It happened again. Your computer froze at the worst time possible. You may be asking yourself, “Why does my computer keep freezing?” The truth is there are several reasons why your computer may be freezing up. Below we have listed some of the most common reasons why your computer is freezing up and what you can do to fix it. Let’s get started!
You Have Too Many Programs Open
The number of programs you have running will affect the processing speed of your computer. If you have too many programs running, your computer will likely be moving at a sluggish pace.
Why does my computer keep freezing? It may be due to your device overheating. If you allow your computer to overheat for too long, you may even risk damaging the integrated circuit of your system processor.
A Faulty RAM

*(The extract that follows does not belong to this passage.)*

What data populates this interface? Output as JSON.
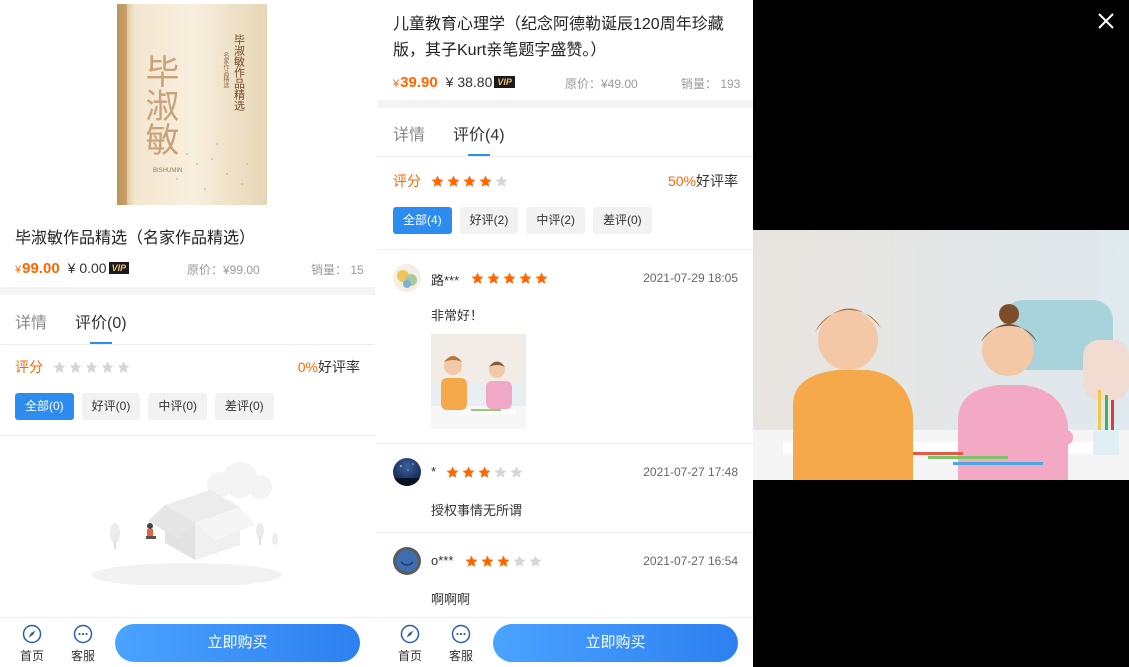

Constantly asking yourself “why does my computer keep freezing?” It could be an issue with your RAM. Frequent computer freezing is a sign that you may have insufficient RAM. Upgrading your RAM or reinstalling your operating system could fix your problem.

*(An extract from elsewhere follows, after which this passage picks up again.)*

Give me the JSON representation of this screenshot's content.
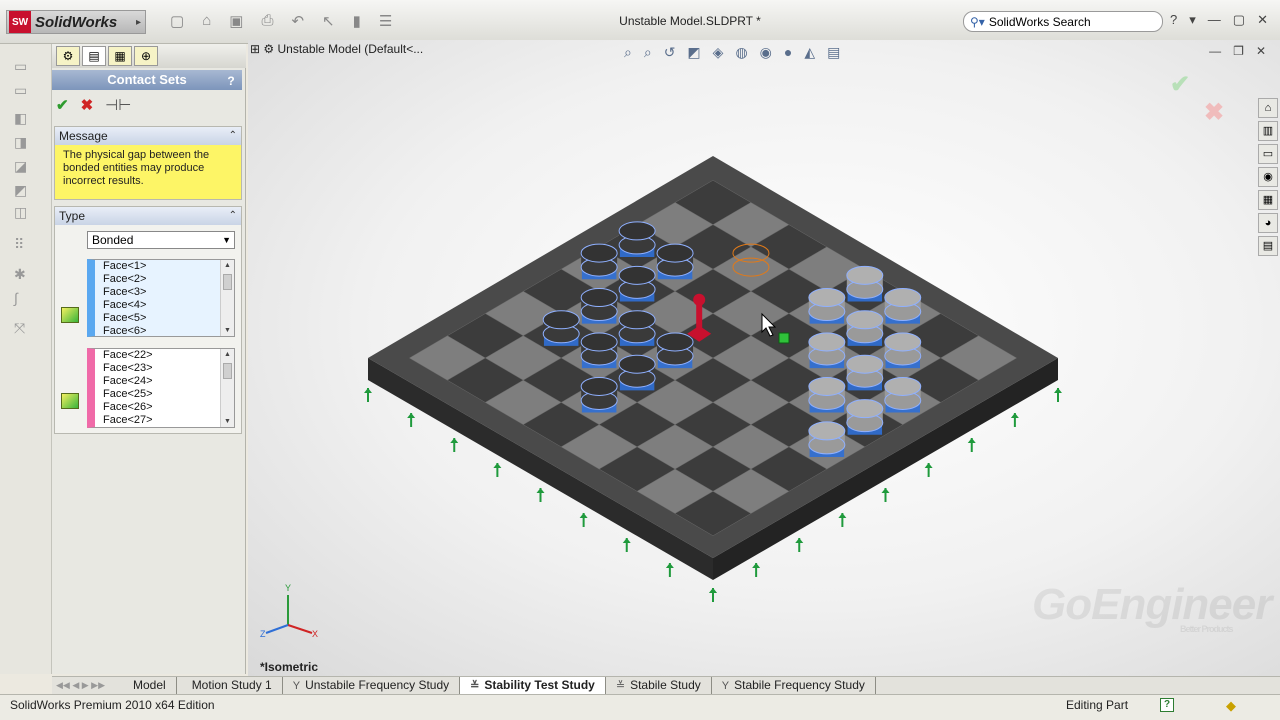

External Device Issues
Whether it be a USB, mouse, or keyboard any external device with issues can be causing your computer to freeze. To uncover which device is causing your computer to freeze, you will have to use the process of elimination.

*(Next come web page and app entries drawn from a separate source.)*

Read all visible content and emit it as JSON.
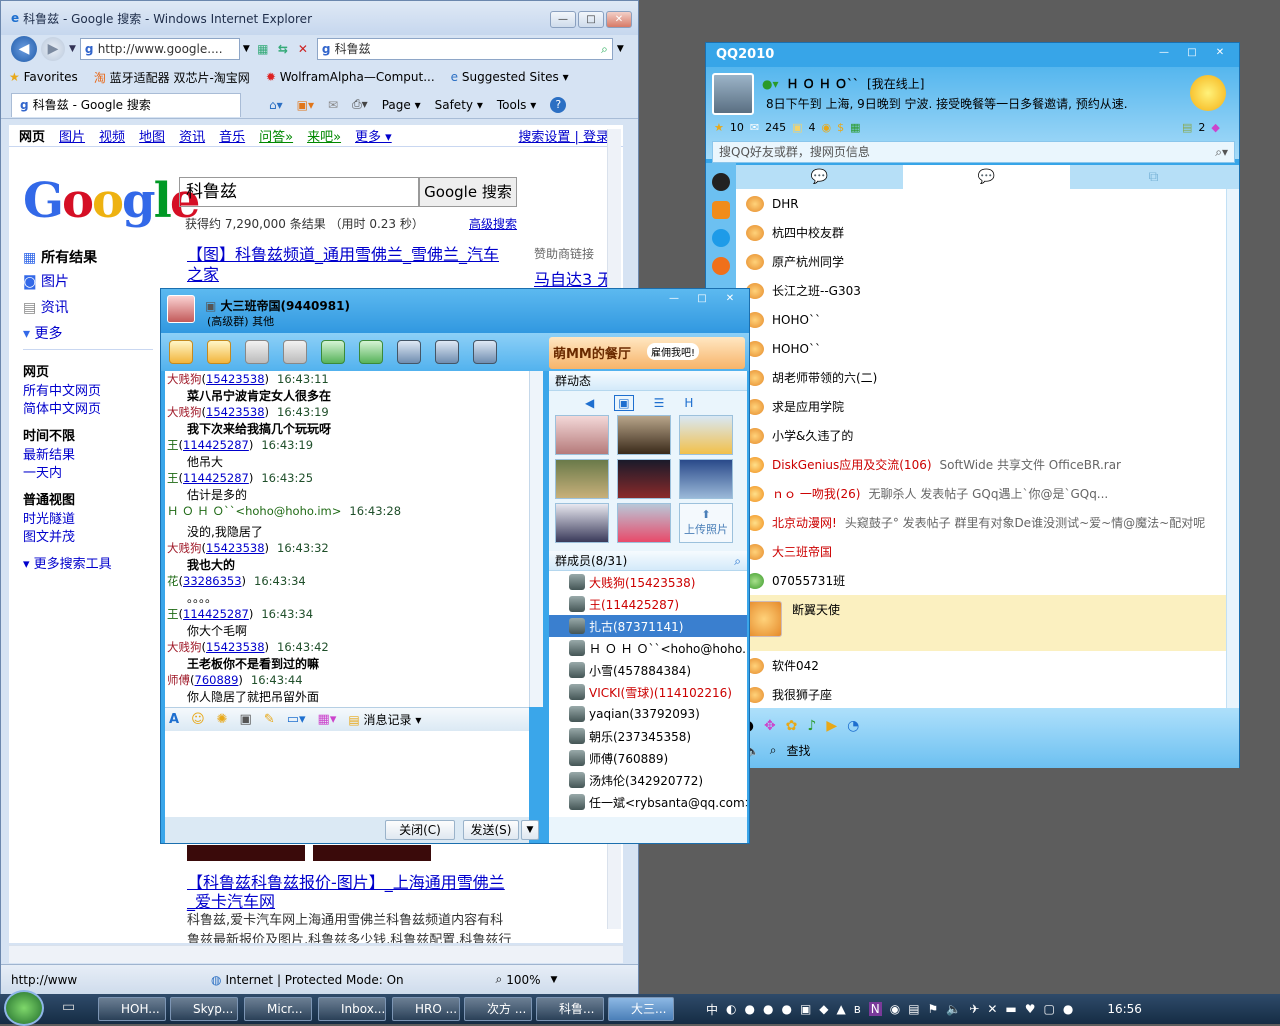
{
  "ie": {
    "title": "科鲁兹 - Google 搜索 - Windows Internet Explorer",
    "address": "http://www.google....",
    "search_value": "科鲁兹",
    "favorites_label": "Favorites",
    "fav_links": [
      "蓝牙适配器 双芯片-淘宝网",
      "WolframAlpha—Comput...",
      "Suggested Sites"
    ],
    "tab_title": "科鲁兹 - Google 搜索",
    "cmd_items": [
      "Page",
      "Safety",
      "Tools"
    ],
    "status_left": "http://www",
    "status_zone": "Internet | Protected Mode: On",
    "zoom": "100%"
  },
  "google": {
    "nav": [
      "网页",
      "图片",
      "视频",
      "地图",
      "资讯",
      "音乐",
      "问答»",
      "来吧»",
      "更多 ▾"
    ],
    "nav_right": "搜索设置 | 登录",
    "logo": "Google",
    "query": "科鲁兹",
    "search_btn": "Google 搜索",
    "stats": "获得约 7,290,000 条结果 （用时 0.23 秒）",
    "advanced": "高级搜索",
    "left_main": [
      "所有结果",
      "图片",
      "资讯",
      "更多"
    ],
    "left_groups": [
      {
        "title": "网页",
        "items": [
          "所有中文网页",
          "简体中文网页"
        ]
      },
      {
        "title": "时间不限",
        "items": [
          "最新结果",
          "一天内"
        ]
      },
      {
        "title": "普通视图",
        "items": [
          "时光隧道",
          "图文并茂"
        ]
      }
    ],
    "more_tools": "更多搜索工具",
    "result1_title": "【图】科鲁兹频道_通用雪佛兰_雪佛兰_汽车之家",
    "ads_label": "赞助商链接",
    "ad_title": "马自达3 无",
    "result2_title_line1": "【科鲁兹科鲁兹报价-图片】_上海通用雪佛兰",
    "result2_title_line2": "_爱卡汽车网",
    "result2_snip1": "科鲁兹,爱卡汽车网上海通用雪佛兰科鲁兹频道内容有科",
    "result2_snip2": "鲁兹最新报价及图片,科鲁兹多少钱,科鲁兹配置,科鲁兹行"
  },
  "qq": {
    "title": "QQ2010",
    "nick": "Ｈ Ｏ Ｈ Ｏ``",
    "status": "[我在线上]",
    "signature": "8日下午到 上海, 9日晚到 宁波. 接受晚餐等一日多餐邀请, 预约从速.",
    "counts": [
      "10",
      "245",
      "4"
    ],
    "right_count": "2",
    "search_placeholder": "搜QQ好友或群，搜网页信息",
    "list": [
      {
        "name": "DHR",
        "desc": ""
      },
      {
        "name": "杭四中校友群",
        "desc": ""
      },
      {
        "name": "原产杭州同学",
        "desc": ""
      },
      {
        "name": "长江之班--G303",
        "desc": ""
      },
      {
        "name": "HOHO``",
        "desc": ""
      },
      {
        "name": "HOHO``",
        "desc": ""
      },
      {
        "name": "胡老师带领的六(二)",
        "desc": ""
      },
      {
        "name": "求是应用学院",
        "desc": ""
      },
      {
        "name": "小学&久违了的",
        "desc": ""
      },
      {
        "name": "DiskGenius应用及交流(106)",
        "desc": "SoftWide 共享文件 OfficeBR.rar"
      },
      {
        "name": "ｎｏ 一吻我(26)",
        "desc": "无聊杀人 发表帖子 GQq遇上`你@是`GQq..."
      },
      {
        "name": "北京动漫网!",
        "desc": "头窥鼓子° 发表帖子 群里有对象De谁没测试~爱~情@魔法~配对呢"
      },
      {
        "name": "大三班帝国",
        "desc": ""
      },
      {
        "name": "07055731班",
        "desc": ""
      }
    ],
    "highlighted": "断翼天使",
    "list_after": [
      "软件042",
      "我很狮子座"
    ],
    "find_label": "查找"
  },
  "chat": {
    "title": "大三班帝国(9440981)",
    "subtitle": "(高级群) 其他",
    "banner": "萌MM的餐厅",
    "banner_bubble": "雇佣我吧!",
    "messages": [
      {
        "sender": "大贱狗",
        "num": "15423538",
        "time": "16:43:11",
        "text": "菜八吊宁波肯定女人很多在",
        "bold": true
      },
      {
        "sender": "大贱狗",
        "num": "15423538",
        "time": "16:43:19",
        "text": "我下次来给我搞几个玩玩呀",
        "bold": true
      },
      {
        "sender": "王",
        "num": "114425287",
        "time": "16:43:19",
        "text": "他吊大",
        "bold": false
      },
      {
        "sender": "王",
        "num": "114425287",
        "time": "16:43:25",
        "text": "估计是多的",
        "bold": false
      },
      {
        "sender": "Ｈ Ｏ Ｈ Ｏ``",
        "num": "<hoho@hoho.im>",
        "time": "16:43:28",
        "text": "没的,我隐居了",
        "bold": false
      },
      {
        "sender": "大贱狗",
        "num": "15423538",
        "time": "16:43:32",
        "text": "我也大的",
        "bold": true
      },
      {
        "sender": "花",
        "num": "33286353",
        "time": "16:43:34",
        "text": "。。。。",
        "bold": false
      },
      {
        "sender": "王",
        "num": "114425287",
        "time": "16:43:34",
        "text": "你大个毛啊",
        "bold": false
      },
      {
        "sender": "大贱狗",
        "num": "15423538",
        "time": "16:43:42",
        "text": "王老板你不是看到过的嘛",
        "bold": true
      },
      {
        "sender": "师傅",
        "num": "760889",
        "time": "16:43:44",
        "text": "你人隐居了就把吊留外面",
        "bold": false
      }
    ],
    "msg_record": "消息记录",
    "close_btn": "关闭(C)",
    "send_btn": "发送(S)",
    "dynamics_label": "群动态",
    "upload_label": "上传照片",
    "members_label": "群成员(8/31)",
    "members": [
      "大贱狗(15423538)",
      "王(114425287)",
      "扎古(87371141)",
      "Ｈ Ｏ Ｈ Ｏ``<hoho@hoho...",
      "小雪(457884384)",
      "VICKI(雪球)(114102216)",
      "yaqian(33792093)",
      "朝乐(237345358)",
      "师傅(760889)",
      "汤炜伦(342920772)",
      "任一斌<rybsanta@qq.com>"
    ]
  },
  "taskbar": {
    "tasks": [
      "HOH...",
      "Skyp...",
      "Micr...",
      "Inbox...",
      "HRO ...",
      "次方 ...",
      "科鲁...",
      "大三..."
    ],
    "ime": "中",
    "clock": "16:56"
  }
}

So, why does my computer keep freezing? Sadly, it could be due to a virus on your device. Be sure your security measures are up-to-date and perform an antivirus scan to detect any viruses plaguing your system.
If a virus was found on your computer, back up all necessary files to an external hard drive, update your OS, and shut it down. This can prevent further damage to your – or if the device in question is a work computer, your company’s – files. If you’re unsure about the extent to which your device has been compromised, it’s time to contact an IT Professional.
Did you know that altering BIOS settings could put your system in freeze mode? To check, reset the BIOS to default, and this should fix the issue.
Part of your problem may be that you do not have enough megabits (Mbps) in your wireless plan. The more devices and people you have using the WiFi in your home, the more megabits you will need. Things like video calls, streaming, and gaming all eat up a lot of Mbps. Talk to your provider to make sure you are operating with enough power for your own needs.
Computer issues can be frustrating, so never hesitate to reach out for professional help when you are unsure how to fix something. With technology, it is always better to be safe than sorry.